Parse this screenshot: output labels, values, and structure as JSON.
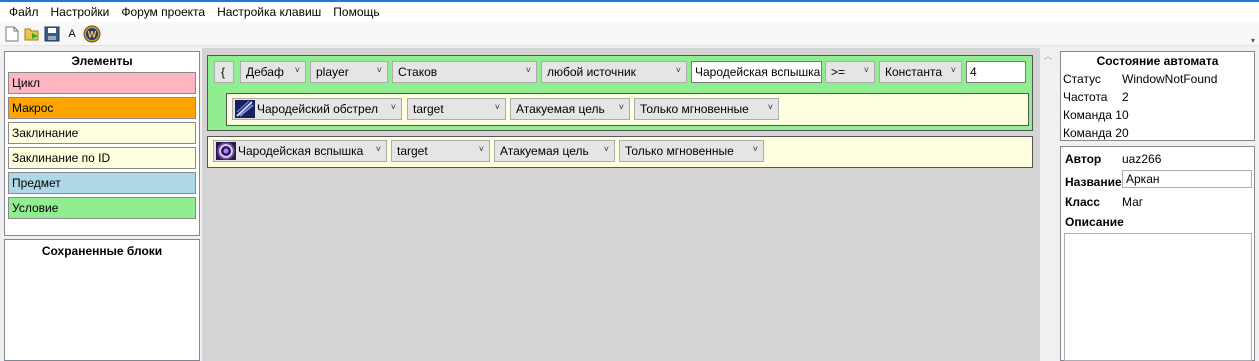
{
  "menu": {
    "items": [
      "Файл",
      "Настройки",
      "Форум проекта",
      "Настройка клавиш",
      "Помощь"
    ]
  },
  "toolbar": {
    "font_label": "A",
    "wow_label": "W"
  },
  "elements_panel": {
    "title": "Элементы",
    "items": [
      {
        "label": "Цикл",
        "color": "#ffb6c1"
      },
      {
        "label": "Макрос",
        "color": "#ffa500"
      },
      {
        "label": "Заклинание",
        "color": "#ffffe0"
      },
      {
        "label": "Заклинание по ID",
        "color": "#ffffe0"
      },
      {
        "label": "Предмет",
        "color": "#add8e6"
      },
      {
        "label": "Условие",
        "color": "#90ee90"
      }
    ]
  },
  "saved_panel": {
    "title": "Сохраненные блоки"
  },
  "condition_block": {
    "bracket": "{",
    "type": "Дебаф",
    "unit": "player",
    "property": "Стаков",
    "source": "любой источник",
    "aura": "Чародейская вспышка",
    "operator": ">=",
    "value_type": "Константа",
    "value": "4",
    "inner_spell": {
      "name": "Чародейский обстрел",
      "target": "target",
      "target_mode": "Атакуемая цель",
      "cast_mode": "Только мгновенные"
    }
  },
  "spell_block": {
    "name": "Чародейская вспышка",
    "target": "target",
    "target_mode": "Атакуемая цель",
    "cast_mode": "Только мгновенные"
  },
  "status_panel": {
    "title": "Состояние автомата",
    "status_label": "Статус",
    "status_value": "WindowNotFound",
    "freq_label": "Частота",
    "freq_value": "2",
    "cmd1_label": "Команда 1",
    "cmd1_value": "0",
    "cmd2_label": "Команда 2",
    "cmd2_value": "0"
  },
  "info_panel": {
    "author_label": "Автор",
    "author_value": "uaz266",
    "name_label": "Название",
    "name_value": "Аркан",
    "class_label": "Класс",
    "class_value": "Маг",
    "desc_label": "Описание",
    "desc_value": ""
  },
  "colors": {
    "condition_bg": "#90ee90",
    "spell_bg": "#ffffe0",
    "canvas_bg": "#d4d4d4",
    "accent": "#1e7ad6"
  },
  "icons": [
    "new-file-icon",
    "open-icon",
    "save-icon",
    "font-icon",
    "wow-icon",
    "arcane-barrage-icon",
    "arcane-blast-icon"
  ]
}
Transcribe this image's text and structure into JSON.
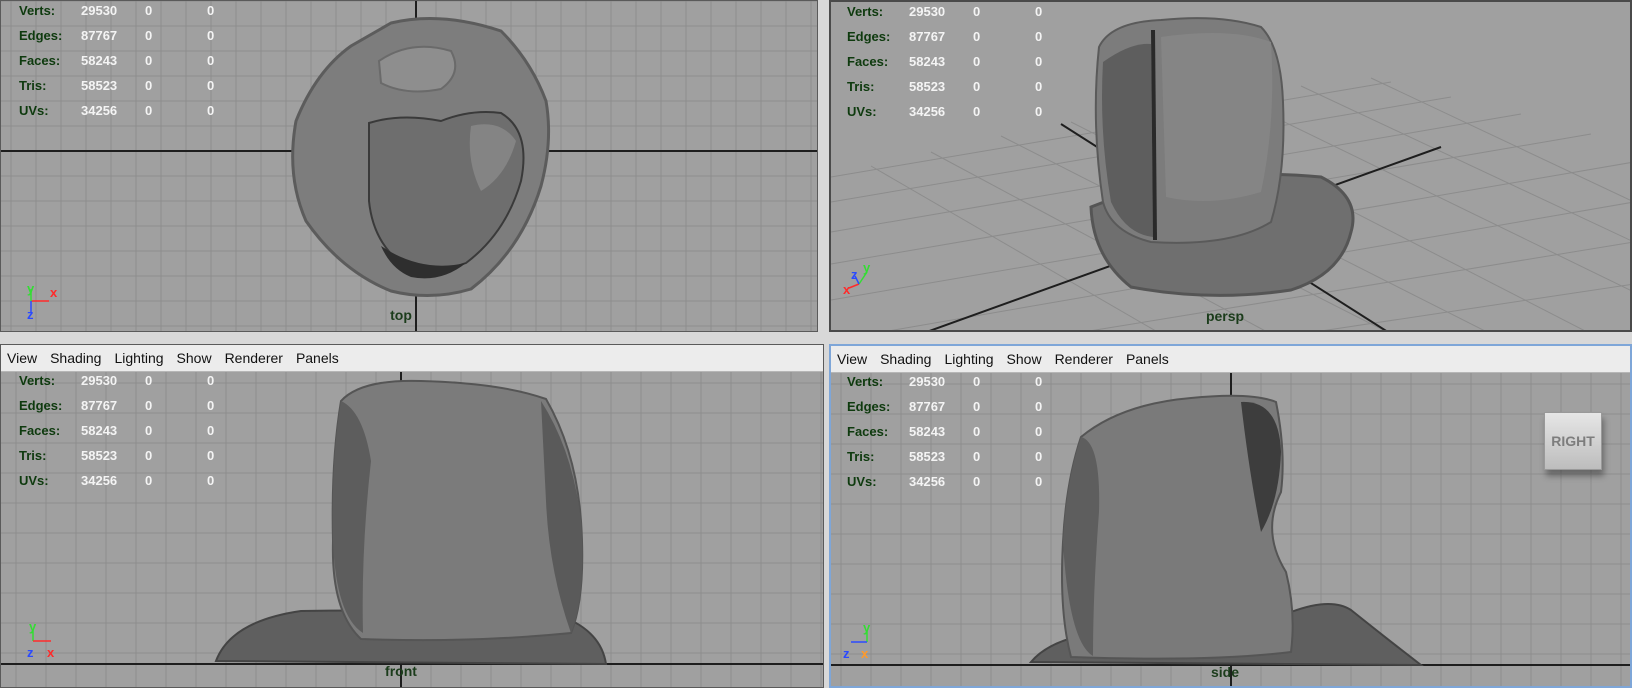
{
  "menu": [
    "View",
    "Shading",
    "Lighting",
    "Show",
    "Renderer",
    "Panels"
  ],
  "hud": {
    "labels": [
      "Verts:",
      "Edges:",
      "Faces:",
      "Tris:",
      "UVs:"
    ],
    "values": [
      [
        "29530",
        "0",
        "0"
      ],
      [
        "87767",
        "0",
        "0"
      ],
      [
        "58243",
        "0",
        "0"
      ],
      [
        "58523",
        "0",
        "0"
      ],
      [
        "34256",
        "0",
        "0"
      ]
    ]
  },
  "viewports": {
    "top": {
      "camera": "top"
    },
    "persp": {
      "camera": "persp"
    },
    "front": {
      "camera": "front"
    },
    "side": {
      "camera": "side",
      "view_cube": "RIGHT"
    }
  },
  "axes": {
    "x": "x",
    "y": "y",
    "z": "z"
  },
  "colors": {
    "x_axis": "#ff2a2a",
    "y_axis": "#33dd33",
    "z_axis": "#2a4aff",
    "viewport_bg": "#a0a0a0",
    "grid": "#8e8e8e",
    "active_border": "#7ea6d8"
  }
}
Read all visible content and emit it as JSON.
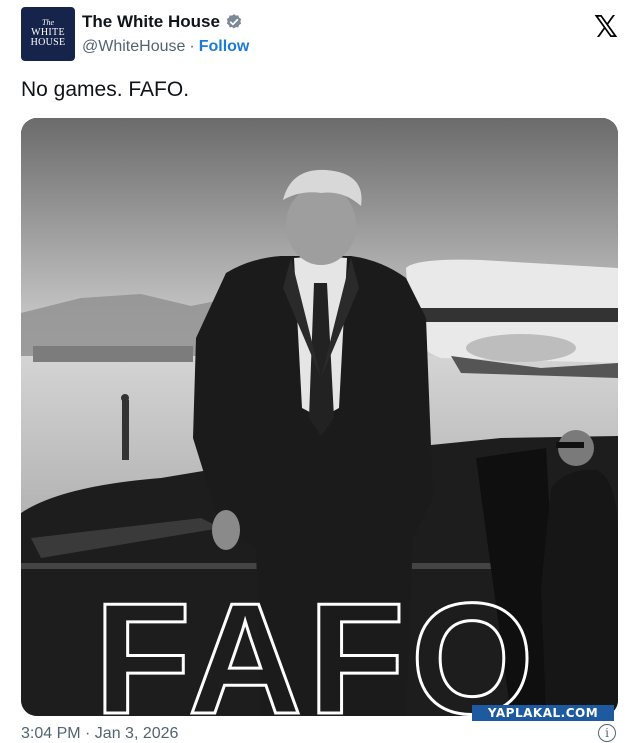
{
  "account": {
    "name": "The White House",
    "handle": "@WhiteHouse",
    "separator": "·",
    "follow_label": "Follow",
    "avatar_text": [
      "The",
      "WHITE",
      "HOUSE"
    ]
  },
  "tweet": {
    "text": "No games. FAFO.",
    "image_caption": "FAFO",
    "timestamp": "3:04 PM · Jan 3, 2026"
  },
  "icons": {
    "verified": "verified-badge-icon",
    "x_logo": "x-logo-icon",
    "info": "info-icon"
  },
  "watermark": "YAPLAKAL.COM",
  "colors": {
    "link": "#1d7bd8",
    "muted": "#536471",
    "text": "#0f1419"
  }
}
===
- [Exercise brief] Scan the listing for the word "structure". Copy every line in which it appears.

- [Exercise output]
Parse this screenshot: output labels, values, and structure as JSON.
Transcribe this image's text and structure into JSON.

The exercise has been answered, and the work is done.